This week, more than 160 countries gathered in Marrakesh, Morocco to the Global Compact for Safe, Orderly, and Regular Migration. But in the process turned into an extremely divisive political issue due in part to a disinformation campaign.
A recent incident between Russia and Ukraine in the Kerch Strait may seem minor, but the stakes are real. If this action by Russia goes unpunished, it could pave the way for Russia to take more territory in eastern Ukraine to establish a land-bridge between Russia and Crimea, which President Vladimir Putin illegally annexed in 2014.
The war in Yemen has created one of the greatest unseen humanitarian tragedies in the world. It finally drew public attention after the murder of Jamal Khashoggi, which triggered a debate about US involvement in the war.
Trade wars, false missile warnings, "babble fish earbuds", and Germany's World Cup whimper: 2018 was a year that sometimes defined description, at least in words. But the numbers tell a story of their own, so here's a smattering of startling stats mentioned on the Council's stage in 2018. To view the full clip, click on the numbers! (These figures were stated by guest speakers and have not been verified by the Council)
Russia and Ukraine have been locked in a "frozen conflict," but Russia recently seized three Ukrainian naval vessels near the Kerch Strait to the Black Sea.
President George H.W. Bush reimagined the way the US government created and implemented its foreign policy, writes Council President Ivo Daalder in Foreign Affairs.
Illinois has had an outsize influence on the world, and on the occasion of the bicentennial it seems worthy of a recap.
"The European Union and United Kingdom have agreed to the terms of their divorce," writes Council President Ivo Daalder, as he outlines how May's deal might actually result in a second referendum to keep Britain in the European Union.
Now that EU leaders have accepted the Brexit deal, it's up to Parliament to decide what happens next. Rory Stewart and Sebastian Mallaby join Phil Levy to discuss.
A recent naval clash in the Sea of Azov has increased tensions between Ukraine and Russia. But what is Russian President Vladimir Putin's objective?
Nation-states need quickly to realize the potential of global cities, and take steps to empower them to meet the global challenges of the twenty-first century. They should allow them more fiscal autonomy and give them a louder, more influential voice in the deliberations of international organizations.

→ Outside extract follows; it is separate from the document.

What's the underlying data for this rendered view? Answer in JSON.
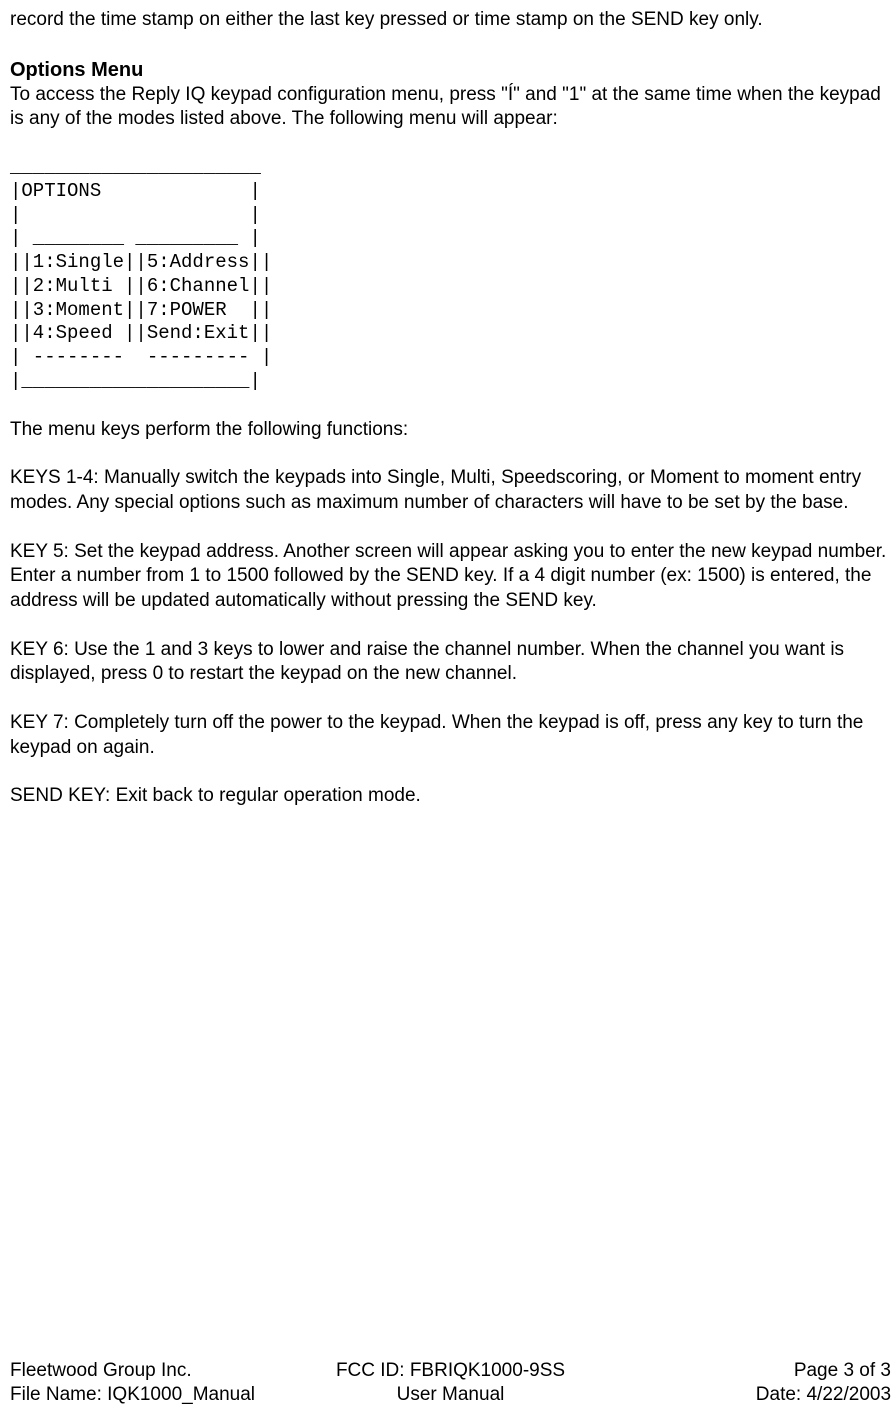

Cities, not nation-states, are the dominant unit of human organization in the twenty-first century. Humanity has shifted from a predominantly rural to urban species in a startlingly short period of time. The world today is stitched together by thousands of small, medium, and large cities—including 31 mega-cities, depending on how you define them—that are dramatically transforming our political, social, and economic relations. Yet, despite the centrality of cities in modern life and to resolving critical global challenges, our international affairs are still dominated by nation-states. This status quo is no longer acceptable.
US foreign policy since the end of the Cold War has been a resounding failure, argues Stephen M. Walt in his new book “The Hell of Good Intentions.”
The Asia-Pacific Economic Cooperation summit became a flashpoint in what's now the most significant great power clash since the end of the Cold War. “China and the United States hijacked the APEC spirit,” one diplomat said.